### Your assignment
Across the whole listing, filter for the string "background" and copy every line that has it.

### Data for the task
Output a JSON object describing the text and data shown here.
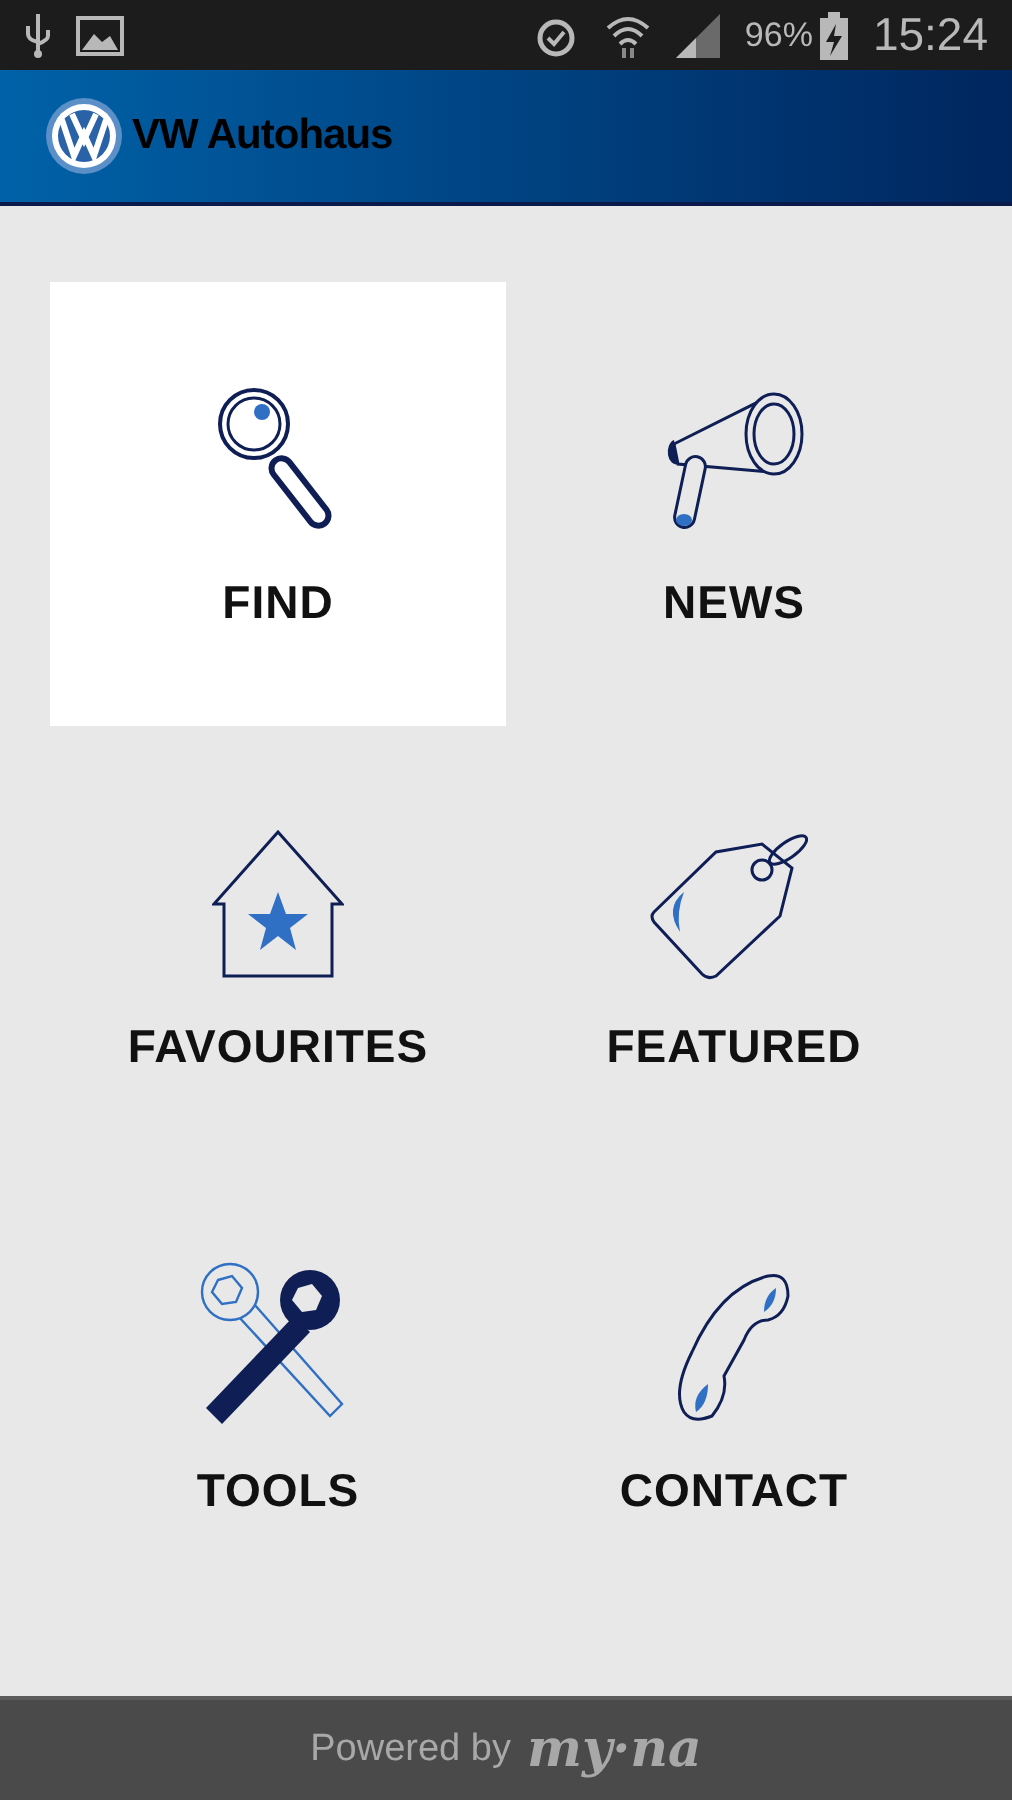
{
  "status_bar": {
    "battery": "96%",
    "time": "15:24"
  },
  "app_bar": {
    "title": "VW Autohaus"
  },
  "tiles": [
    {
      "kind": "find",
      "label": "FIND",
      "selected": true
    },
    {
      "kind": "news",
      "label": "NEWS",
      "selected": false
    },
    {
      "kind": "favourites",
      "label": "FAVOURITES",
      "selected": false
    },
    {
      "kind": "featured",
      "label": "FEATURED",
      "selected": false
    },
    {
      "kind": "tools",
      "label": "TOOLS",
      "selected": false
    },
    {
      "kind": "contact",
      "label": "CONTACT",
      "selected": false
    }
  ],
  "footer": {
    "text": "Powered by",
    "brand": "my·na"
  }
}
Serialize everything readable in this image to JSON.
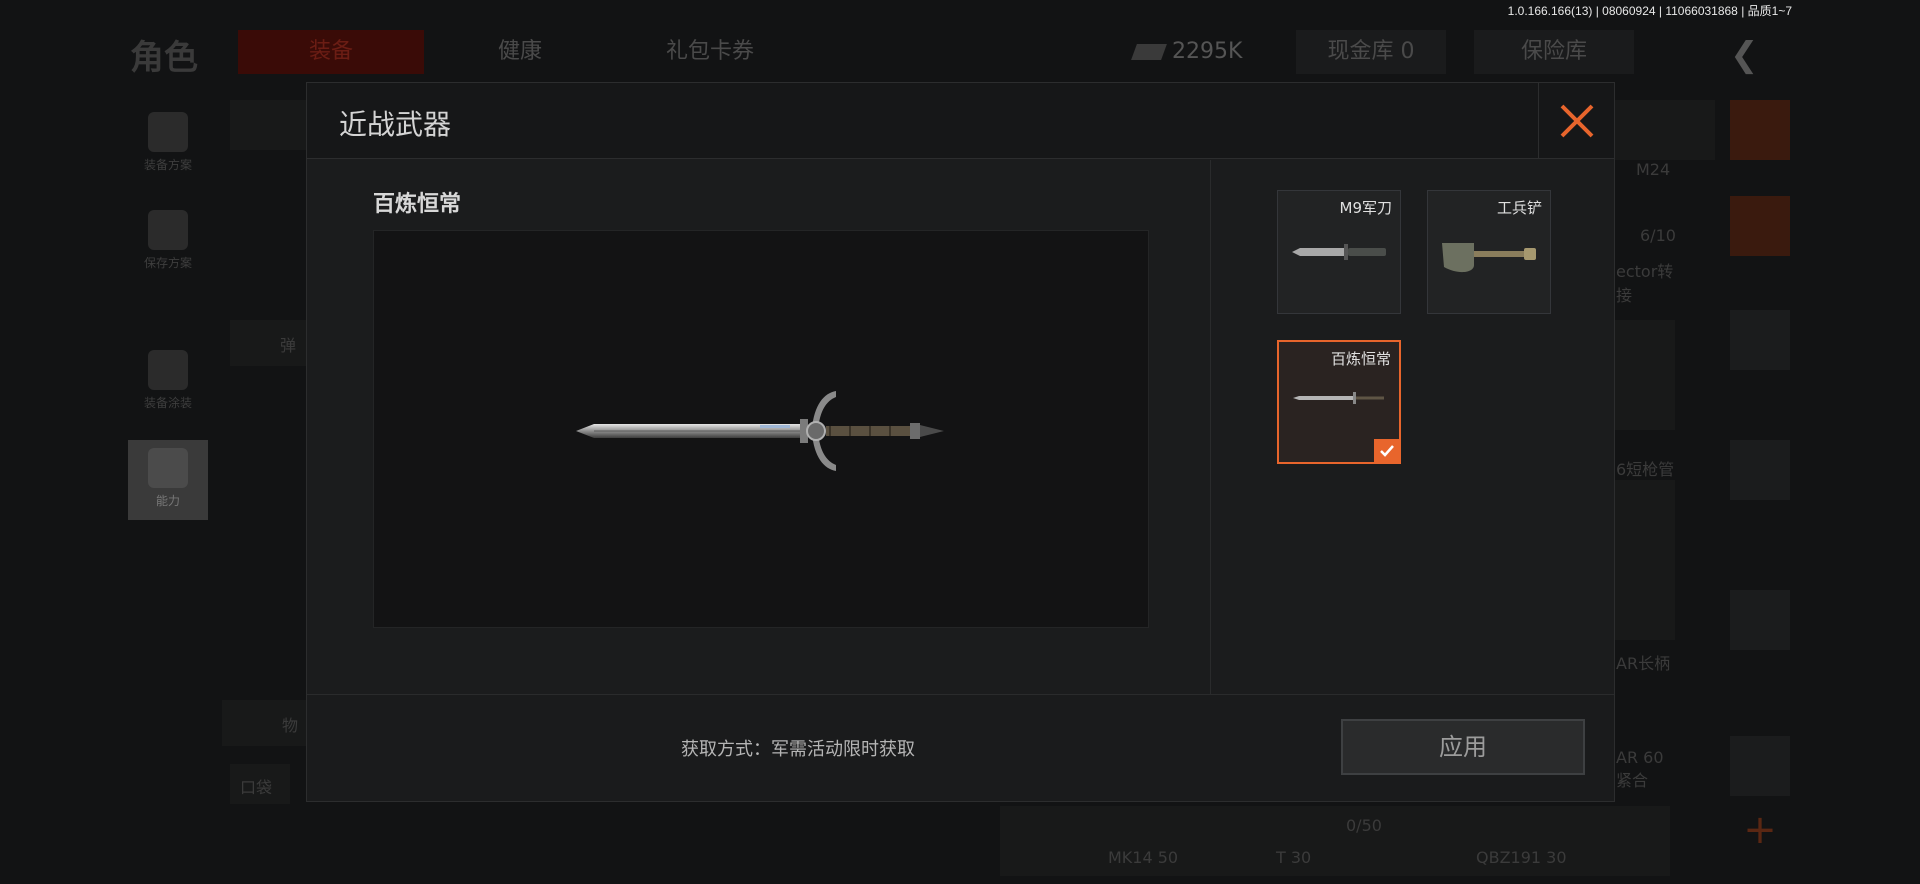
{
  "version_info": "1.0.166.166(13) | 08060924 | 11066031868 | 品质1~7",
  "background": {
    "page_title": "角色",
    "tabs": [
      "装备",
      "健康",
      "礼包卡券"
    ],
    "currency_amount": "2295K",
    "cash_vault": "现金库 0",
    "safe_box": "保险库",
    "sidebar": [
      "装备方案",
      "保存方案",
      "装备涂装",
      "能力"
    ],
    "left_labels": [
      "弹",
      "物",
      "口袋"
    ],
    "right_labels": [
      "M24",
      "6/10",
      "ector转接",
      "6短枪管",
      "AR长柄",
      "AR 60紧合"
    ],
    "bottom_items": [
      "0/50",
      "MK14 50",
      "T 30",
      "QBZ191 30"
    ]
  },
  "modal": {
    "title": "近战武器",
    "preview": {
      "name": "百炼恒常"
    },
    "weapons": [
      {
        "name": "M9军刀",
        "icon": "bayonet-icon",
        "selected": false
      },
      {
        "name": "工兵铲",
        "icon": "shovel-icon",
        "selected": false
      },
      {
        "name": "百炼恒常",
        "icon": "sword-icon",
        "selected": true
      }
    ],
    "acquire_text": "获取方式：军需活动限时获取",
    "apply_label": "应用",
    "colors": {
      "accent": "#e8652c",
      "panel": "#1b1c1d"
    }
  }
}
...
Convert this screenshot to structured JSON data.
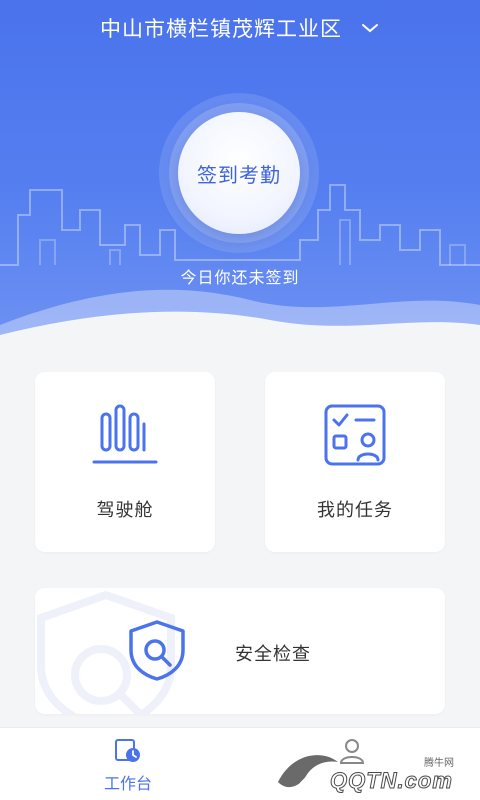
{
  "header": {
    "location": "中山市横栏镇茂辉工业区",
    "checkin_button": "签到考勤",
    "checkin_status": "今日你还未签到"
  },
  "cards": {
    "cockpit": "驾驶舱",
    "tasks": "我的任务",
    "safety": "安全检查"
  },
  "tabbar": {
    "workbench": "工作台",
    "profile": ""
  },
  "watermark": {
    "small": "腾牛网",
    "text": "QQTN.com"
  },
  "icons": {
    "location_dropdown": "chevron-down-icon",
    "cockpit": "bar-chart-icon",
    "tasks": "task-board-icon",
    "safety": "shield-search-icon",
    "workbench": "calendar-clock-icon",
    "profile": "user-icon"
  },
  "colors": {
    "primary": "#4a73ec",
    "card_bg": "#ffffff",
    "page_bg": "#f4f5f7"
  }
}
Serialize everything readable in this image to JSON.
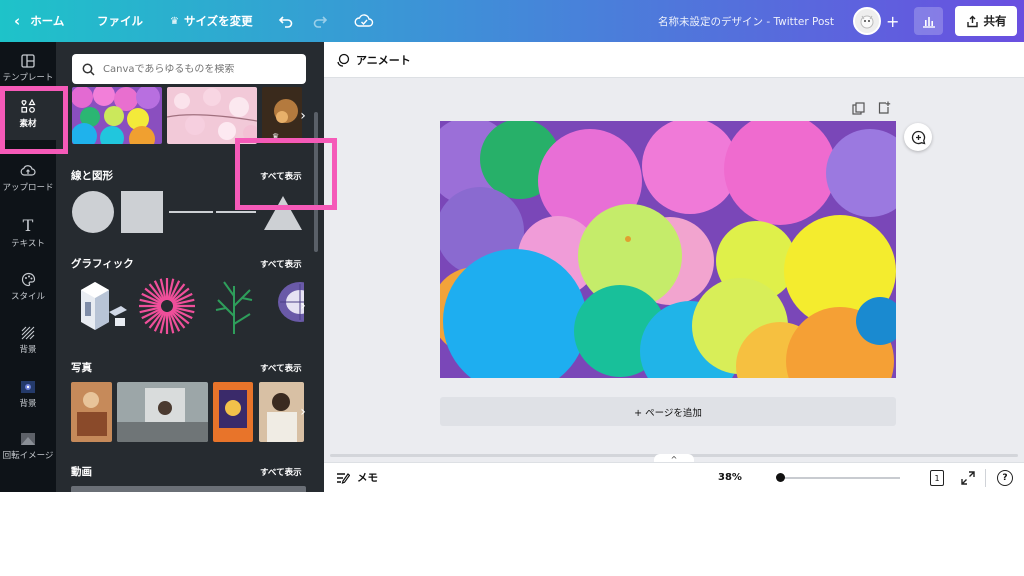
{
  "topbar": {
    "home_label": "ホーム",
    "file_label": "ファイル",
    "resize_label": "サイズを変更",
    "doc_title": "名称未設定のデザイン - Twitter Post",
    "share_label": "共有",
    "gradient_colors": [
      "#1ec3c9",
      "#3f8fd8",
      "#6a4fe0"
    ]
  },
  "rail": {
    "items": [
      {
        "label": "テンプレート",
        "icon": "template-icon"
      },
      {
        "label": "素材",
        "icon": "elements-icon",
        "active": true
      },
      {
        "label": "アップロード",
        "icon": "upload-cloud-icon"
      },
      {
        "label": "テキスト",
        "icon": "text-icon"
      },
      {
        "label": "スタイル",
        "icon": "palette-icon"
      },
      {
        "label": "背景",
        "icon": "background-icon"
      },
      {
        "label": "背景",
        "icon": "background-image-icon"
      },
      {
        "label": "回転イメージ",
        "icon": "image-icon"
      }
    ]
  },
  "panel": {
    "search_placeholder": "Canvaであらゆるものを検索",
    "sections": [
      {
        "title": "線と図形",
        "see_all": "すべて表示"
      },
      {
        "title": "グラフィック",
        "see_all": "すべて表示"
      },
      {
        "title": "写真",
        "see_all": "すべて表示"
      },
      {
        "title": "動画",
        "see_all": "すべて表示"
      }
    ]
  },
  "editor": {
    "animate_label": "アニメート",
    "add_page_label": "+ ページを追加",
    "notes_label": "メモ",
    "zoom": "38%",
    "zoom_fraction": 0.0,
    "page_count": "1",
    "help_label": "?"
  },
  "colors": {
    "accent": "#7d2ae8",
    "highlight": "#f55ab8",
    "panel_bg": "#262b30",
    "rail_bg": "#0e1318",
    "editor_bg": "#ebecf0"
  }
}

### Exercise result
  "background": {
        "icon": "background-icon"
        "icon": "background-image-icon"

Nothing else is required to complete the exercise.